Exactly how many lines below mention "name"? Answer with that number alone.

§ **Input for this task**:
------------------------------

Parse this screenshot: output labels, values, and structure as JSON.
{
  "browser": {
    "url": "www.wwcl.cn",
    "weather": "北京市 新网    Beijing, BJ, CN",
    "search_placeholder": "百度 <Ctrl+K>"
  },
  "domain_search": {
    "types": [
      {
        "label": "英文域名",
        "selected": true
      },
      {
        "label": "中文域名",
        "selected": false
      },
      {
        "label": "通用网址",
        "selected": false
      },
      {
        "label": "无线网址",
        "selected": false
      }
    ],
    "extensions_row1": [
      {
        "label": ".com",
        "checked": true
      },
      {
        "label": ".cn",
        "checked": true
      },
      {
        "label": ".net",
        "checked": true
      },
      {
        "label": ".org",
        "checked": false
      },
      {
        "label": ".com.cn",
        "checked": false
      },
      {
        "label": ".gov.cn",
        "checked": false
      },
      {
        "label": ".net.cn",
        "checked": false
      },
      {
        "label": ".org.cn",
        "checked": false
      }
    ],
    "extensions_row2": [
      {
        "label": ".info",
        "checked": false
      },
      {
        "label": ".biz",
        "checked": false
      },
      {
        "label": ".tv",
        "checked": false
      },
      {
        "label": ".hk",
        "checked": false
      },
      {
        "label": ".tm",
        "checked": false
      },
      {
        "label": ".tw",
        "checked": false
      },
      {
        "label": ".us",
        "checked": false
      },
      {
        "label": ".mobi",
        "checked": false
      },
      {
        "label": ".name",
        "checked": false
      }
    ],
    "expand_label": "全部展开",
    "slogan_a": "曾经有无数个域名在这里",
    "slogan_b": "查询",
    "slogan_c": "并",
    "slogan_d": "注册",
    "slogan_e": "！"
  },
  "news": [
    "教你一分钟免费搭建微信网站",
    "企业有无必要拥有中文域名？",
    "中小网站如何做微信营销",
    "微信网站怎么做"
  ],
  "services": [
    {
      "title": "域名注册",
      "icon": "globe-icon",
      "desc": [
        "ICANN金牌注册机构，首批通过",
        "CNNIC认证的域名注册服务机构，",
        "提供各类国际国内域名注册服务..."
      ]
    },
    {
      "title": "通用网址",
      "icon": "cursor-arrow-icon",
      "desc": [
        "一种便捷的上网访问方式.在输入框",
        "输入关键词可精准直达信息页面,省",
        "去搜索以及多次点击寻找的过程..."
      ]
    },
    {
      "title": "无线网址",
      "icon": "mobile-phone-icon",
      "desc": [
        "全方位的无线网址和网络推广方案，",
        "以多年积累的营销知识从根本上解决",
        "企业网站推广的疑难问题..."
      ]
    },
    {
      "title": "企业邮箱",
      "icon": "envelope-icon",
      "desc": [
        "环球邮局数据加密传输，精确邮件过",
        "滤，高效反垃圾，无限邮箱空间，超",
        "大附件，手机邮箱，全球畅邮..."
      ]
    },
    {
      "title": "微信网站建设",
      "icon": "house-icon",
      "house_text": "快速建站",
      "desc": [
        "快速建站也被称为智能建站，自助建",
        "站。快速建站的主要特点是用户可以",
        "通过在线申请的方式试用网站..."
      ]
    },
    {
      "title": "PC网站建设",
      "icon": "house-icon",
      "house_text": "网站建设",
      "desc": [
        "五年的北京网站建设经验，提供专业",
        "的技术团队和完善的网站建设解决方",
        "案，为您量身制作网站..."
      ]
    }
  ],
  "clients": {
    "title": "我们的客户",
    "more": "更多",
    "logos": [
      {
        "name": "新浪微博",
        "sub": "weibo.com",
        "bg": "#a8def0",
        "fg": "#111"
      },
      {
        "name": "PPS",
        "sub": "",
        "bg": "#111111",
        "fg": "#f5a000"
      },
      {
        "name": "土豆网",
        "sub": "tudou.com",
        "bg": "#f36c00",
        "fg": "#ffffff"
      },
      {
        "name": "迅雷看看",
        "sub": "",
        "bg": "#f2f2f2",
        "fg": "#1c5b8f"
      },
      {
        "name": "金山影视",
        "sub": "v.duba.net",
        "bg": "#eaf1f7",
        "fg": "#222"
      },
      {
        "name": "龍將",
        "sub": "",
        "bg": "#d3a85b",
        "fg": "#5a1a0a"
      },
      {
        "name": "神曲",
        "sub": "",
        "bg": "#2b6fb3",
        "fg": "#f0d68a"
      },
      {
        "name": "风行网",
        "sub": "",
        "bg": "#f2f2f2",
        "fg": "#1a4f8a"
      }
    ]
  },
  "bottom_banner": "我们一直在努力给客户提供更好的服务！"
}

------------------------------

§ **Exercise response**:
9